Two days ago I ate lunch at a raw foods restaurant in Lansdale, Pennsylvania called Arnold's Way. One thing I love about diets of any kind is they can teach you to be more creative with the ingredients you do have. That is why my favorite restaurant in the Bay Area is a raw restaurant, Cafe Gratitude. At Arnold's Way the food was not nearly as captivating. Arnold's heart seems to lye in the medicinal aspects of food and not in its artistry. In fact when I mentioned Cafe Gratitude to Arnold he responded that they are too elaborate with their food; using too many ingredients. Each meal, according to Arnold, should have no more than five ingredients. Each ingredient competes with the others for the body's attention, much like tryng to have a conversation with twenty people at once. Arnold believes five is the limit. He himself eats just fruit and greens. Not even vegetables or nuts. The body, according to Arnold, does not know what to do with protein or grains, they only bog it down and confuse it. Fruits and greens offer the necessary nutrients, but require constant consumption. Arnold eats all day.
As someone who loves food as well as its nutritive properties. I found Arnold fascinating. He touts that in terms of illnesses "you name it and he's dealt with it" meaning you can cure anything with such a diet. But really, is it possible we don't need protein or grains? What about bread as the staff of life?
I'm not convinced, and the mostly unforgettable combinations left nothing to convince me. The Polynesian salad, however was noteworthy; an interesting and pleasing combination of mango, pineapple, coconut, almonds, zucchini, and tomato. This salad can easily be made at home, it was simply all mixed together, chopped I believe with a grater feature on a food processor.

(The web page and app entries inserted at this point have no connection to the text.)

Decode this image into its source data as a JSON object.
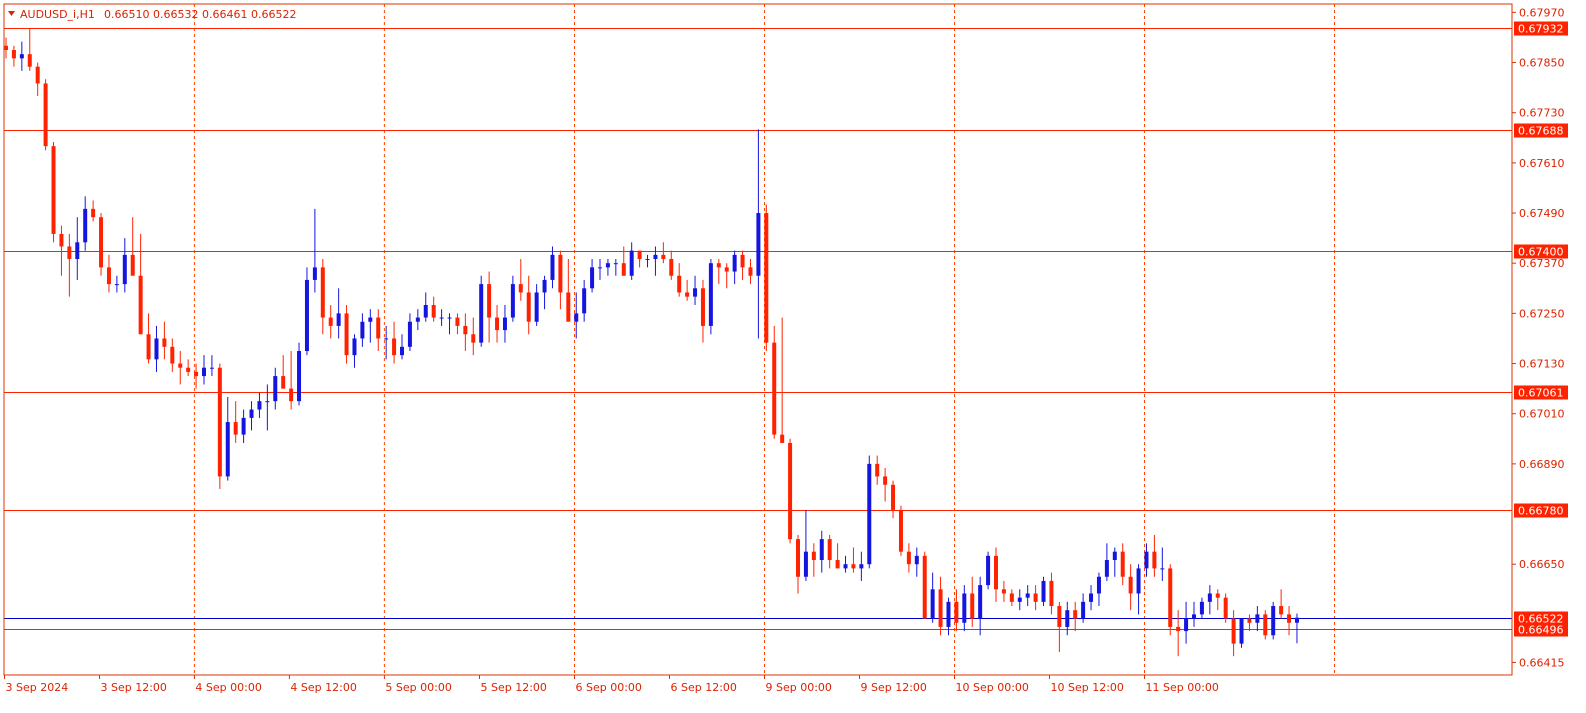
{
  "header": {
    "symbol_label": "AUDUSD_i,H1",
    "ohlc_label": "0.66510 0.66532 0.66461 0.66522"
  },
  "colors": {
    "bull": "#1515e0",
    "bear": "#ff2200",
    "axis_text": "#dd2200",
    "hline": "#ff2200",
    "grid": "#ff4400",
    "bid_line": "#0000cc"
  },
  "chart_data": {
    "type": "candlestick",
    "title": "AUDUSD_i,H1",
    "ylim": [
      0.66385,
      0.6799
    ],
    "x_tick_labels": [
      "3 Sep 2024",
      "3 Sep 12:00",
      "4 Sep 00:00",
      "4 Sep 12:00",
      "5 Sep 00:00",
      "5 Sep 12:00",
      "6 Sep 00:00",
      "6 Sep 12:00",
      "9 Sep 00:00",
      "9 Sep 12:00",
      "10 Sep 00:00",
      "10 Sep 12:00",
      "11 Sep 00:00"
    ],
    "y_tick_labels": [
      "0.67970",
      "0.67850",
      "0.67730",
      "0.67610",
      "0.67490",
      "0.67370",
      "0.67250",
      "0.67130",
      "0.67010",
      "0.66890",
      "0.66650",
      "0.66415"
    ],
    "y_tick_values": [
      0.6797,
      0.6785,
      0.6773,
      0.6761,
      0.6749,
      0.6737,
      0.6725,
      0.6713,
      0.6701,
      0.6689,
      0.6665,
      0.66415
    ],
    "horizontal_levels": [
      {
        "label": "0.67932",
        "value": 0.67932
      },
      {
        "label": "0.67688",
        "value": 0.67688
      },
      {
        "label": "0.67400",
        "value": 0.674
      },
      {
        "label": "0.67061",
        "value": 0.67061
      },
      {
        "label": "0.66780",
        "value": 0.6678
      },
      {
        "label": "0.66496",
        "value": 0.66496
      }
    ],
    "current_price": {
      "label": "0.66522",
      "value": 0.66522
    },
    "candles": [
      [
        0.6789,
        0.6791,
        0.6786,
        0.6788
      ],
      [
        0.6788,
        0.6789,
        0.6784,
        0.6786
      ],
      [
        0.6786,
        0.679,
        0.6783,
        0.6787
      ],
      [
        0.6787,
        0.6793,
        0.6783,
        0.6784
      ],
      [
        0.6784,
        0.6785,
        0.6777,
        0.678
      ],
      [
        0.678,
        0.6781,
        0.6764,
        0.6765
      ],
      [
        0.6765,
        0.6766,
        0.6742,
        0.6744
      ],
      [
        0.6744,
        0.6746,
        0.6734,
        0.6741
      ],
      [
        0.6741,
        0.6744,
        0.6729,
        0.6738
      ],
      [
        0.6738,
        0.6748,
        0.6733,
        0.6742
      ],
      [
        0.6742,
        0.6753,
        0.674,
        0.675
      ],
      [
        0.675,
        0.6752,
        0.6747,
        0.6748
      ],
      [
        0.6748,
        0.6749,
        0.6734,
        0.6736
      ],
      [
        0.6736,
        0.6739,
        0.673,
        0.6732
      ],
      [
        0.6732,
        0.6734,
        0.673,
        0.6732
      ],
      [
        0.6732,
        0.6743,
        0.673,
        0.6739
      ],
      [
        0.6739,
        0.6748,
        0.6738,
        0.6734
      ],
      [
        0.6734,
        0.6744,
        0.673,
        0.672
      ],
      [
        0.672,
        0.6725,
        0.6713,
        0.6714
      ],
      [
        0.6714,
        0.6722,
        0.6711,
        0.6719
      ],
      [
        0.6719,
        0.6723,
        0.6714,
        0.6717
      ],
      [
        0.6717,
        0.6719,
        0.6711,
        0.6713
      ],
      [
        0.6713,
        0.6716,
        0.6708,
        0.6712
      ],
      [
        0.6712,
        0.6714,
        0.671,
        0.6711
      ],
      [
        0.6711,
        0.6713,
        0.6707,
        0.671
      ],
      [
        0.671,
        0.6715,
        0.6708,
        0.6712
      ],
      [
        0.6712,
        0.6715,
        0.671,
        0.6712
      ],
      [
        0.6712,
        0.6713,
        0.6683,
        0.6686
      ],
      [
        0.6686,
        0.6705,
        0.6685,
        0.6699
      ],
      [
        0.6699,
        0.6704,
        0.6694,
        0.6696
      ],
      [
        0.6696,
        0.6702,
        0.6694,
        0.67
      ],
      [
        0.67,
        0.6704,
        0.6697,
        0.6702
      ],
      [
        0.6702,
        0.6706,
        0.67,
        0.6704
      ],
      [
        0.6704,
        0.6708,
        0.6697,
        0.6704
      ],
      [
        0.6704,
        0.6712,
        0.6702,
        0.671
      ],
      [
        0.671,
        0.6715,
        0.6708,
        0.6707
      ],
      [
        0.6707,
        0.6716,
        0.6702,
        0.6704
      ],
      [
        0.6704,
        0.6718,
        0.6703,
        0.6716
      ],
      [
        0.6716,
        0.6736,
        0.6715,
        0.6733
      ],
      [
        0.6733,
        0.675,
        0.673,
        0.6736
      ],
      [
        0.6736,
        0.6738,
        0.672,
        0.6724
      ],
      [
        0.6724,
        0.6727,
        0.6719,
        0.6722
      ],
      [
        0.6722,
        0.6731,
        0.6719,
        0.6725
      ],
      [
        0.6725,
        0.6727,
        0.6713,
        0.6715
      ],
      [
        0.6715,
        0.672,
        0.6712,
        0.6719
      ],
      [
        0.6719,
        0.6725,
        0.6717,
        0.6723
      ],
      [
        0.6723,
        0.6726,
        0.6718,
        0.6724
      ],
      [
        0.6724,
        0.6726,
        0.6716,
        0.6719
      ],
      [
        0.6719,
        0.6722,
        0.6714,
        0.6719
      ],
      [
        0.6719,
        0.6723,
        0.6713,
        0.6715
      ],
      [
        0.6715,
        0.672,
        0.6714,
        0.6717
      ],
      [
        0.6717,
        0.6725,
        0.6716,
        0.6723
      ],
      [
        0.6723,
        0.6726,
        0.6721,
        0.6724
      ],
      [
        0.6724,
        0.673,
        0.6723,
        0.6727
      ],
      [
        0.6727,
        0.6729,
        0.6723,
        0.6724
      ],
      [
        0.6724,
        0.6726,
        0.6722,
        0.6724
      ],
      [
        0.6724,
        0.6725,
        0.672,
        0.6724
      ],
      [
        0.6724,
        0.6725,
        0.672,
        0.6722
      ],
      [
        0.6722,
        0.6725,
        0.6716,
        0.672
      ],
      [
        0.672,
        0.6724,
        0.6715,
        0.6718
      ],
      [
        0.6718,
        0.6734,
        0.6717,
        0.6732
      ],
      [
        0.6732,
        0.6735,
        0.6718,
        0.6724
      ],
      [
        0.6724,
        0.6727,
        0.6718,
        0.6721
      ],
      [
        0.6721,
        0.6727,
        0.6718,
        0.6724
      ],
      [
        0.6724,
        0.6734,
        0.6723,
        0.6732
      ],
      [
        0.6732,
        0.6738,
        0.6728,
        0.673
      ],
      [
        0.673,
        0.6734,
        0.672,
        0.6723
      ],
      [
        0.6723,
        0.6732,
        0.6722,
        0.673
      ],
      [
        0.673,
        0.6734,
        0.6726,
        0.6733
      ],
      [
        0.6733,
        0.6741,
        0.6731,
        0.6739
      ],
      [
        0.6739,
        0.674,
        0.6726,
        0.673
      ],
      [
        0.673,
        0.6738,
        0.6726,
        0.6723
      ],
      [
        0.6723,
        0.673,
        0.6719,
        0.6725
      ],
      [
        0.6725,
        0.6733,
        0.6723,
        0.6731
      ],
      [
        0.6731,
        0.6738,
        0.673,
        0.6736
      ],
      [
        0.6736,
        0.6738,
        0.6733,
        0.6736
      ],
      [
        0.6736,
        0.6738,
        0.6734,
        0.6737
      ],
      [
        0.6737,
        0.6738,
        0.6734,
        0.6737
      ],
      [
        0.6737,
        0.6741,
        0.6734,
        0.6734
      ],
      [
        0.6734,
        0.6742,
        0.6733,
        0.674
      ],
      [
        0.674,
        0.674,
        0.6736,
        0.6738
      ],
      [
        0.6738,
        0.6739,
        0.6736,
        0.6738
      ],
      [
        0.6738,
        0.6741,
        0.6734,
        0.6739
      ],
      [
        0.6739,
        0.6742,
        0.6737,
        0.6738
      ],
      [
        0.6738,
        0.674,
        0.6733,
        0.6734
      ],
      [
        0.6734,
        0.6737,
        0.6729,
        0.673
      ],
      [
        0.673,
        0.6733,
        0.6728,
        0.6729
      ],
      [
        0.6729,
        0.6734,
        0.6727,
        0.6731
      ],
      [
        0.6731,
        0.6733,
        0.6718,
        0.6722
      ],
      [
        0.6722,
        0.6738,
        0.672,
        0.6737
      ],
      [
        0.6737,
        0.6738,
        0.6732,
        0.6736
      ],
      [
        0.6736,
        0.6737,
        0.6731,
        0.6735
      ],
      [
        0.6735,
        0.674,
        0.6732,
        0.6739
      ],
      [
        0.6739,
        0.674,
        0.6733,
        0.6736
      ],
      [
        0.6736,
        0.6738,
        0.6732,
        0.6734
      ],
      [
        0.6734,
        0.6769,
        0.6719,
        0.6749
      ],
      [
        0.6749,
        0.6751,
        0.6716,
        0.6718
      ],
      [
        0.6718,
        0.6722,
        0.6695,
        0.6696
      ],
      [
        0.6696,
        0.6724,
        0.6695,
        0.6694
      ],
      [
        0.6694,
        0.6695,
        0.667,
        0.6671
      ],
      [
        0.6671,
        0.6672,
        0.6658,
        0.6662
      ],
      [
        0.6662,
        0.6678,
        0.6661,
        0.6668
      ],
      [
        0.6668,
        0.667,
        0.6662,
        0.6666
      ],
      [
        0.6666,
        0.6673,
        0.6663,
        0.6671
      ],
      [
        0.6671,
        0.6672,
        0.6664,
        0.6666
      ],
      [
        0.6666,
        0.667,
        0.6664,
        0.6664
      ],
      [
        0.6664,
        0.6667,
        0.6663,
        0.6665
      ],
      [
        0.6665,
        0.6669,
        0.6663,
        0.6664
      ],
      [
        0.6664,
        0.6668,
        0.6661,
        0.6665
      ],
      [
        0.6665,
        0.6691,
        0.6664,
        0.6689
      ],
      [
        0.6689,
        0.6691,
        0.6684,
        0.6686
      ],
      [
        0.6686,
        0.6688,
        0.668,
        0.6684
      ],
      [
        0.6684,
        0.6685,
        0.6676,
        0.6678
      ],
      [
        0.6678,
        0.6679,
        0.6667,
        0.6668
      ],
      [
        0.6668,
        0.667,
        0.6663,
        0.6665
      ],
      [
        0.6665,
        0.6669,
        0.6662,
        0.6667
      ],
      [
        0.6667,
        0.6668,
        0.6653,
        0.6652
      ],
      [
        0.6652,
        0.6663,
        0.6651,
        0.6659
      ],
      [
        0.6659,
        0.6662,
        0.6648,
        0.665
      ],
      [
        0.665,
        0.6657,
        0.6648,
        0.6656
      ],
      [
        0.6656,
        0.6659,
        0.6649,
        0.6651
      ],
      [
        0.6651,
        0.666,
        0.6649,
        0.6658
      ],
      [
        0.6658,
        0.6662,
        0.665,
        0.6652
      ],
      [
        0.6652,
        0.6662,
        0.6648,
        0.666
      ],
      [
        0.666,
        0.6668,
        0.6659,
        0.6667
      ],
      [
        0.6667,
        0.6669,
        0.6656,
        0.6659
      ],
      [
        0.6659,
        0.6661,
        0.6656,
        0.6658
      ],
      [
        0.6658,
        0.6659,
        0.6655,
        0.6656
      ],
      [
        0.6656,
        0.6659,
        0.6654,
        0.6657
      ],
      [
        0.6657,
        0.666,
        0.6655,
        0.6658
      ],
      [
        0.6658,
        0.666,
        0.6654,
        0.6656
      ],
      [
        0.6656,
        0.6662,
        0.6655,
        0.6661
      ],
      [
        0.6661,
        0.6663,
        0.6653,
        0.6655
      ],
      [
        0.6655,
        0.6656,
        0.6644,
        0.665
      ],
      [
        0.665,
        0.6656,
        0.6648,
        0.6654
      ],
      [
        0.6654,
        0.6656,
        0.6649,
        0.6652
      ],
      [
        0.6652,
        0.6658,
        0.6651,
        0.6656
      ],
      [
        0.6656,
        0.666,
        0.6654,
        0.6658
      ],
      [
        0.6658,
        0.6663,
        0.6655,
        0.6662
      ],
      [
        0.6662,
        0.667,
        0.6661,
        0.6666
      ],
      [
        0.6666,
        0.6669,
        0.6662,
        0.6668
      ],
      [
        0.6668,
        0.667,
        0.666,
        0.6662
      ],
      [
        0.6662,
        0.6665,
        0.6654,
        0.6658
      ],
      [
        0.6658,
        0.6665,
        0.6653,
        0.6664
      ],
      [
        0.6664,
        0.667,
        0.6662,
        0.6668
      ],
      [
        0.6668,
        0.6672,
        0.6662,
        0.6664
      ],
      [
        0.6664,
        0.6669,
        0.6661,
        0.6664
      ],
      [
        0.6664,
        0.6665,
        0.6648,
        0.665
      ],
      [
        0.665,
        0.6654,
        0.6643,
        0.6649
      ],
      [
        0.6649,
        0.6656,
        0.6646,
        0.6652
      ],
      [
        0.6652,
        0.6656,
        0.665,
        0.6653
      ],
      [
        0.6653,
        0.6657,
        0.6652,
        0.6656
      ],
      [
        0.6656,
        0.666,
        0.6653,
        0.6658
      ],
      [
        0.6658,
        0.6659,
        0.6654,
        0.6657
      ],
      [
        0.6657,
        0.6658,
        0.6651,
        0.6652
      ],
      [
        0.6652,
        0.6654,
        0.6643,
        0.6646
      ],
      [
        0.6646,
        0.6652,
        0.6645,
        0.6652
      ],
      [
        0.6652,
        0.6653,
        0.6649,
        0.6651
      ],
      [
        0.6651,
        0.6655,
        0.6649,
        0.6653
      ],
      [
        0.6653,
        0.6654,
        0.6647,
        0.6648
      ],
      [
        0.6648,
        0.6656,
        0.6647,
        0.6655
      ],
      [
        0.6655,
        0.6659,
        0.6652,
        0.6653
      ],
      [
        0.6653,
        0.6655,
        0.6648,
        0.6651
      ],
      [
        0.6651,
        0.66532,
        0.66461,
        0.66522
      ]
    ]
  }
}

The sweet potato pie was pretty good as well. Though it still boggles my mind how the sweet potato is soft without being cooked. One of life's little mysteries I guess.
marbled banana bread
5 days ago